*WORK REQUIRED*: Could you copy the lines below exactly, leaving none out?

*MATERIALS PROVIDED*:
▶

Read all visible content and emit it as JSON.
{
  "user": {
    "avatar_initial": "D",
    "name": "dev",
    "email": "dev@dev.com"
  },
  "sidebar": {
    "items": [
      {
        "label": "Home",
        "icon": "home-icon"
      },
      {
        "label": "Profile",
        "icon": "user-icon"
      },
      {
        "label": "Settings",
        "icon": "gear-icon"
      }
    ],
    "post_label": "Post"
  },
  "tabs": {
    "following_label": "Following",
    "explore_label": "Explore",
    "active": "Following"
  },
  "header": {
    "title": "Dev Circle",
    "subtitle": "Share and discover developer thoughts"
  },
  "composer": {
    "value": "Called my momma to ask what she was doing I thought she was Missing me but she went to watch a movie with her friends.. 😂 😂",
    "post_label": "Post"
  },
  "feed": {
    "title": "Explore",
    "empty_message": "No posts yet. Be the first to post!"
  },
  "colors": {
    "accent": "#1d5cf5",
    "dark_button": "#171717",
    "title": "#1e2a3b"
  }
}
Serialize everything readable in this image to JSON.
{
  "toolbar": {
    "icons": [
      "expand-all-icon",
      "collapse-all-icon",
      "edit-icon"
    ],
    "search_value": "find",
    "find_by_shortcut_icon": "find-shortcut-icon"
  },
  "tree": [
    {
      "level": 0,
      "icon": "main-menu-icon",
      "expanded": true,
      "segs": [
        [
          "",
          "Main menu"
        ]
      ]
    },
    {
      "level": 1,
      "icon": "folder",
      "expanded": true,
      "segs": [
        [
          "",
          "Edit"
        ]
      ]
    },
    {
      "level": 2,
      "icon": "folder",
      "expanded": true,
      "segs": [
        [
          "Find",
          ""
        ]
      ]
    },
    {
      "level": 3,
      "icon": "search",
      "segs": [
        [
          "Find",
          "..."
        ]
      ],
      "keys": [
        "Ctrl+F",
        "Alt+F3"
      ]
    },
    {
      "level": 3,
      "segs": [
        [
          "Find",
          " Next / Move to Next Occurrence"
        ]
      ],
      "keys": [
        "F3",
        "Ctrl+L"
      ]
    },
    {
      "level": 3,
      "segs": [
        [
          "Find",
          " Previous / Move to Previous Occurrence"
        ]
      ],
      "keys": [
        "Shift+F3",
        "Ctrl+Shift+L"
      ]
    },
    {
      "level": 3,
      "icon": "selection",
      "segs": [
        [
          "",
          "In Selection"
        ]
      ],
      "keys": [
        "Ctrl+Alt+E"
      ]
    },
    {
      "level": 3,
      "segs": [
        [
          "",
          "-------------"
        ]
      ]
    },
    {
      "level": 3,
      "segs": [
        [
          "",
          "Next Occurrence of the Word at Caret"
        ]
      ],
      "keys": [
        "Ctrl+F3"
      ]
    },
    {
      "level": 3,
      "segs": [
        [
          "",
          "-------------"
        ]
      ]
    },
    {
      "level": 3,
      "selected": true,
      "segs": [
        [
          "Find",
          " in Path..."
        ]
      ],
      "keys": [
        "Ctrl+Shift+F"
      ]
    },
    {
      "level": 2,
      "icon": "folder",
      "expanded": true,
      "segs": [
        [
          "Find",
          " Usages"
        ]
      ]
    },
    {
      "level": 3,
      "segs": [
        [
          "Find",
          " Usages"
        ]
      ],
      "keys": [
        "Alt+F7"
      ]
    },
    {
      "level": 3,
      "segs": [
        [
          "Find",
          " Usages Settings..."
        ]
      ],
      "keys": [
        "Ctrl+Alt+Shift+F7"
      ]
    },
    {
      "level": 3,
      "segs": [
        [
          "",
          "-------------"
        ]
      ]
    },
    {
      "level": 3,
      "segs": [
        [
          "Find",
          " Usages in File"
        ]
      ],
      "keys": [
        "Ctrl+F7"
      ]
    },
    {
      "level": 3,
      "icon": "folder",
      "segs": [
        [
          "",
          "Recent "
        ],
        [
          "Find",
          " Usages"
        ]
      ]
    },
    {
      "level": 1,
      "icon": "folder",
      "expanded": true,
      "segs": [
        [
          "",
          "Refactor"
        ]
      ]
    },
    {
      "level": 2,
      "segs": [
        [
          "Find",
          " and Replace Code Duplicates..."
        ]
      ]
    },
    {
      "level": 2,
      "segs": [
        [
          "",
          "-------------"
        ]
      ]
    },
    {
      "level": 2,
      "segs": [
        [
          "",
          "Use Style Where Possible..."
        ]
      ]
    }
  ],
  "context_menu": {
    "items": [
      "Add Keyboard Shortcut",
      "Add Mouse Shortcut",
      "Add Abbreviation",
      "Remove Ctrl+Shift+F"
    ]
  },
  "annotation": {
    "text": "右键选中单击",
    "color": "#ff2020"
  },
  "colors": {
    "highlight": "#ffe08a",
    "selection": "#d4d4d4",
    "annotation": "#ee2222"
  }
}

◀

*REPLY*:
Read all visible content and emit it as JSON.
{
  "user": {
    "avatar_initial": "D",
    "name": "dev",
    "email": "dev@dev.com"
  },
  "sidebar": {
    "items": [
      {
        "label": "Home",
        "icon": "home-icon"
      },
      {
        "label": "Profile",
        "icon": "user-icon"
      },
      {
        "label": "Settings",
        "icon": "gear-icon"
      }
    ],
    "post_label": "Post"
  },
  "tabs": {
    "following_label": "Following",
    "explore_label": "Explore",
    "active": "Following"
  },
  "header": {
    "title": "Dev Circle",
    "subtitle": "Share and discover developer thoughts"
  },
  "composer": {
    "value": "Called my momma to ask what she was doing I thought she was Missing me but she went to watch a movie with her friends.. 😂 😂",
    "post_label": "Post"
  },
  "feed": {
    "title": "Explore",
    "empty_message": "No posts yet. Be the first to post!"
  },
  "colors": {
    "accent": "#1d5cf5",
    "dark_button": "#171717",
    "title": "#1e2a3b"
  }
}
Serialize everything readable in this image to JSON.
{
  "toolbar": {
    "icons": [
      "expand-all-icon",
      "collapse-all-icon",
      "edit-icon"
    ],
    "search_value": "find",
    "find_by_shortcut_icon": "find-shortcut-icon"
  },
  "tree": [
    {
      "level": 0,
      "icon": "main-menu-icon",
      "expanded": true,
      "segs": [
        [
          "",
          "Main menu"
        ]
      ]
    },
    {
      "level": 1,
      "icon": "folder",
      "expanded": true,
      "segs": [
        [
          "",
          "Edit"
        ]
      ]
    },
    {
      "level": 2,
      "icon": "folder",
      "expanded": true,
      "segs": [
        [
          "Find",
          ""
        ]
      ]
    },
    {
      "level": 3,
      "icon": "search",
      "segs": [
        [
          "Find",
          "..."
        ]
      ],
      "keys": [
        "Ctrl+F",
        "Alt+F3"
      ]
    },
    {
      "level": 3,
      "segs": [
        [
          "Find",
          " Next / Move to Next Occurrence"
        ]
      ],
      "keys": [
        "F3",
        "Ctrl+L"
      ]
    },
    {
      "level": 3,
      "segs": [
        [
          "Find",
          " Previous / Move to Previous Occurrence"
        ]
      ],
      "keys": [
        "Shift+F3",
        "Ctrl+Shift+L"
      ]
    },
    {
      "level": 3,
      "icon": "selection",
      "segs": [
        [
          "",
          "In Selection"
        ]
      ],
      "keys": [
        "Ctrl+Alt+E"
      ]
    },
    {
      "level": 3,
      "segs": [
        [
          "",
          "-------------"
        ]
      ]
    },
    {
      "level": 3,
      "segs": [
        [
          "",
          "Next Occurrence of the Word at Caret"
        ]
      ],
      "keys": [
        "Ctrl+F3"
      ]
    },
    {
      "level": 3,
      "segs": [
        [
          "",
          "-------------"
        ]
      ]
    },
    {
      "level": 3,
      "selected": true,
      "segs": [
        [
          "Find",
          " in Path..."
        ]
      ],
      "keys": [
        "Ctrl+Shift+F"
      ]
    },
    {
      "level": 2,
      "icon": "folder",
      "expanded": true,
      "segs": [
        [
          "Find",
          " Usages"
        ]
      ]
    },
    {
      "level": 3,
      "segs": [
        [
          "Find",
          " Usages"
        ]
      ],
      "keys": [
        "Alt+F7"
      ]
    },
    {
      "level": 3,
      "segs": [
        [
          "Find",
          " Usages Settings..."
        ]
      ],
      "keys": [
        "Ctrl+Alt+Shift+F7"
      ]
    },
    {
      "level": 3,
      "segs": [
        [
          "",
          "-------------"
        ]
      ]
    },
    {
      "level": 3,
      "segs": [
        [
          "Find",
          " Usages in File"
        ]
      ],
      "keys": [
        "Ctrl+F7"
      ]
    },
    {
      "level": 3,
      "icon": "folder",
      "segs": [
        [
          "",
          "Recent "
        ],
        [
          "Find",
          " Usages"
        ]
      ]
    },
    {
      "level": 1,
      "icon": "folder",
      "expanded": true,
      "segs": [
        [
          "",
          "Refactor"
        ]
      ]
    },
    {
      "level": 2,
      "segs": [
        [
          "Find",
          " and Replace Code Duplicates..."
        ]
      ]
    },
    {
      "level": 2,
      "segs": [
        [
          "",
          "-------------"
        ]
      ]
    },
    {
      "level": 2,
      "segs": [
        [
          "",
          "Use Style Where Possible..."
        ]
      ]
    }
  ],
  "context_menu": {
    "items": [
      "Add Keyboard Shortcut",
      "Add Mouse Shortcut",
      "Add Abbreviation",
      "Remove Ctrl+Shift+F"
    ]
  },
  "annotation": {
    "text": "右键选中单击",
    "color": "#ff2020"
  },
  "colors": {
    "highlight": "#ffe08a",
    "selection": "#d4d4d4",
    "annotation": "#ee2222"
  }
}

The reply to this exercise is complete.